Unfortunately, phrases like "bean to bar" and "craft chocolate" are being increasingly used as little more than marketing tools.
But what is craft chocolate?
John Nanci (a pioneer of bean-to-bar chocolate making who I've learned SO much from) has put it this way:
"To me craft chocolate is chocolate made with intent.
I might be able to argue that it is where one person has a hand in every step of the process of creation.
It might not be any more or less than that.
To expand a little though, it has little to do with scale.
Someone that pours beans in a hypothetical machine, pushes a few buttons and chocolate comes out the next day isn’t making craft chocolate even if it is only one pound.
Alternatively, someone that is using 3 bag (500 lb) roaster, watching the controls, who has personally formulated the chocolate and decides when it is done is still craft as they have their hands in it.
I just love that philosophy!
That's why we carefully sort every bean by hand before it goes into our roaster.
And while we use a vacuum-powered machine (designed by John Nanci!) to separate the cacao nibs from the cacao shells after roasting and cracking, we still have a thorough visual check before finally adding the nibs to the grinder.
Any remaining shell gets removed by hand.
Why go to all that trouble?
Because the shells can adversely affect the quality and taste of the chocolate.
We grind the nibs for three days, temper, then mould by hand.
Each bar is carefully weighed while moulding.

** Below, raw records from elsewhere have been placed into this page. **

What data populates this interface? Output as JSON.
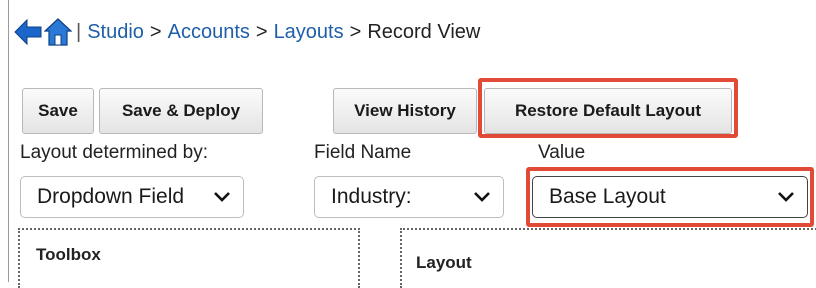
{
  "breadcrumb": {
    "separator": "|",
    "items": [
      "Studio",
      "Accounts",
      "Layouts"
    ],
    "arrow": ">",
    "current": "Record View"
  },
  "icons": {
    "back": "back-arrow-icon",
    "home": "home-icon",
    "dropdown": "chevron-down-icon"
  },
  "toolbar": {
    "save": "Save",
    "save_deploy": "Save & Deploy",
    "view_history": "View History",
    "restore_default": "Restore Default Layout"
  },
  "controls": {
    "layout_determined_label": "Layout determined by:",
    "layout_determined_value": "Dropdown Field",
    "field_name_label": "Field Name",
    "field_name_value": "Industry:",
    "value_label": "Value",
    "value_value": "Base Layout"
  },
  "panels": {
    "toolbox": "Toolbox",
    "layout": "Layout"
  },
  "colors": {
    "link": "#1f5fa8",
    "highlight": "#e04a36",
    "arrow_blue": "#1a66c9"
  }
}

Once the bars have set, they're ready for wrapping.
That's the care and attention that we believe truly handcrafted chocolate deserves.